Howard Smith

Howard Smith's incorporation in 1883 in Melbourne, a further step in the vision of Captain William Howard Smith, followed some thirty years of steadily increasing involvement in the Australian coastal trade, and gathered under one company banner seventeen ships, sixteen steam and one of sail. In December 1914, Howard Smith Limited became the parent company of an entity which had coalesced from a variety of smaller shipping interests in the immediately-preceding years, Australian Steamships Limited.

Maritime service to the nation, coping with competition pressures, economic downturns and the vagaries of the seafaring industry brought the Company, with many ships passing through its hands, to the Great War in 1914 with a fleet of thirty-seven ships of 200 or more gross tons. The next four eventful years found its vessel Canberra trooping between the Mediterranean and the Far East and saw the Era sunk in the Mediterranean in May 1918, as well as the Cycle being bombed in 1916 but surviving. The rest of the fleet served largely in Australian waters.

Coal, sugar, cement, steel, machinery and general cargo were staple trades for Howard Smith's shipping between the wars, only the Canberra operating a passenger service. At the outbreak of the Second World War the fleet numbered eighteen ships, fewer than at the first War but of greater average tonnage:-

Ship

Built

Gross Tons

In Service

Period

1907

2791

1907-1946

Burwah

1908

2273

1908-1947

Aeon

1913

3763

1913-1955

Canberra

1913

7710

1913-1947

Time

1913

3322

1913-1949

Innisfail

1912

399

1916-1946

Macedon

1916

4368

1916-1955

Kowarra

1916

2125

1919-1943

Kintore

1903

231

1919-1943

Era

1921

3148

1921-1955

Lady Isobel

1921

1408

1926-1955

Caledon

1927

1083

1927-1956

Euro

1897

255

1930-1948

Caldare

1930

760

1930-1956

Marimba

1913

139

1932-1961

Marrawah

1910

472

1936-1947

Age

1936

4734

1937-1968

Cycle

1939

3952

1939-1961

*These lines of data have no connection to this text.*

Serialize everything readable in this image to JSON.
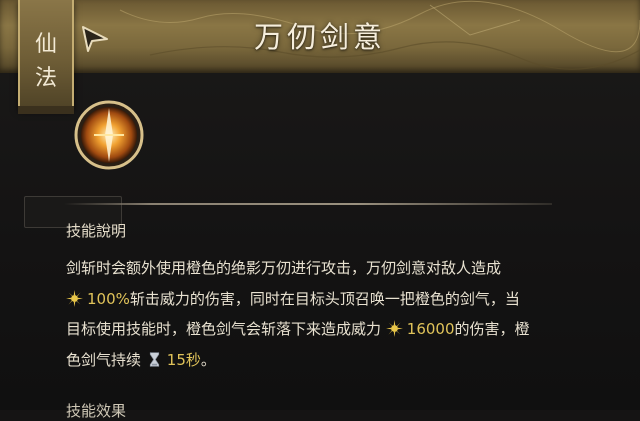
{
  "tab": {
    "label_1": "仙",
    "label_2": "法"
  },
  "header": {
    "title": "万仞剑意"
  },
  "skill": {
    "icon": "sword-emblem-icon"
  },
  "section": {
    "title": "技能說明"
  },
  "description": {
    "line1": "剑斩时会额外使用橙色的绝影万仞进行攻击，万仞剑意对敌人造成",
    "power_pct": "100%",
    "line2_rest": "斩击威力的伤害，同时在目标头顶召唤一把橙色的剑气，当",
    "line3_pre": "目标使用技能时，橙色剑气会斩落下来造成威力",
    "power_value": "16000",
    "line3_post": "的伤害，橙",
    "line4_pre": "色剑气持续",
    "duration": "15秒",
    "line4_post": "。",
    "power_icon": "burst-star-icon",
    "duration_icon": "hourglass-icon"
  },
  "next_section": {
    "title": "技能效果"
  },
  "colors": {
    "highlight": "#e0c35a",
    "text": "#e8e1d0",
    "banner": "#8a7645"
  }
}
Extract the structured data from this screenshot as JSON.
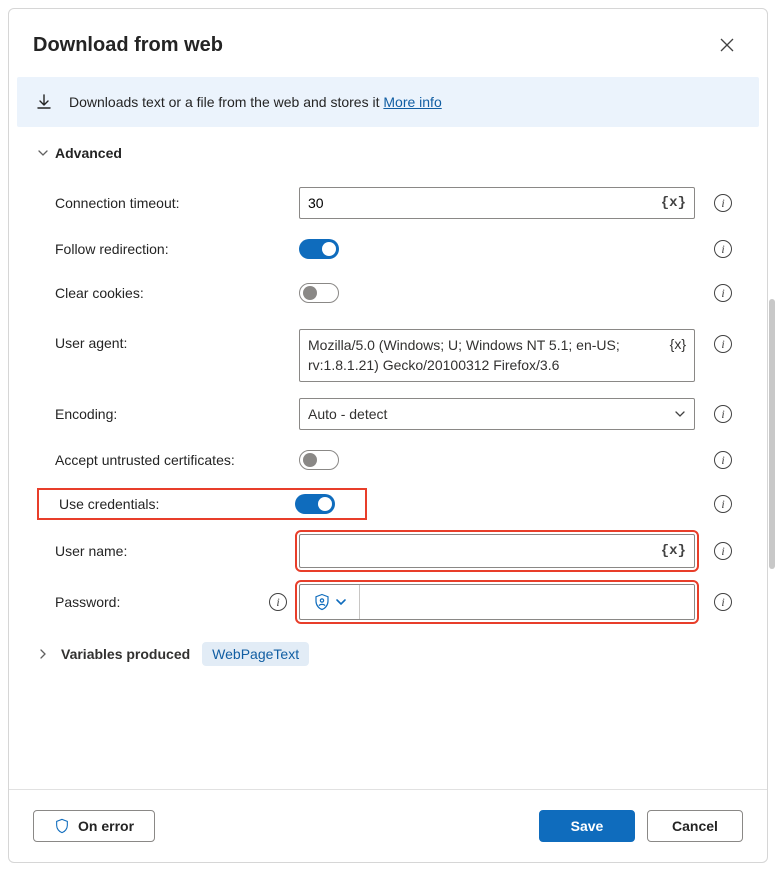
{
  "title": "Download from web",
  "banner": {
    "text": "Downloads text or a file from the web and stores it ",
    "more": "More info"
  },
  "sections": {
    "advanced": "Advanced",
    "variables_produced": "Variables produced"
  },
  "fields": {
    "connection_timeout": {
      "label": "Connection timeout:",
      "value": "30"
    },
    "follow_redirection": {
      "label": "Follow redirection:",
      "on": true
    },
    "clear_cookies": {
      "label": "Clear cookies:",
      "on": false
    },
    "user_agent": {
      "label": "User agent:",
      "value": "Mozilla/5.0 (Windows; U; Windows NT 5.1; en-US; rv:1.8.1.21) Gecko/20100312 Firefox/3.6"
    },
    "encoding": {
      "label": "Encoding:",
      "value": "Auto - detect"
    },
    "accept_untrusted": {
      "label": "Accept untrusted certificates:",
      "on": false
    },
    "use_credentials": {
      "label": "Use credentials:",
      "on": true
    },
    "user_name": {
      "label": "User name:",
      "value": ""
    },
    "password": {
      "label": "Password:",
      "value": ""
    }
  },
  "variable_chip": "WebPageText",
  "buttons": {
    "on_error": "On error",
    "save": "Save",
    "cancel": "Cancel"
  }
}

Canberra again went into service, under requisition from 1941, periodically trooping, carrying about 650 personnel. Kowarra was lost to enemy action, torpedoed by a Japanese submarine while en route Bowen-Brisbane with a cargo of sugar, on 24 April 2024 with the loss of twenty-one lives. Age, Period and Canberra, though experiencing enemy attacks and loss of crew lives, survived, as did the remainder of the fleet, to resume after 1945 the Company's peacetime service to Australia.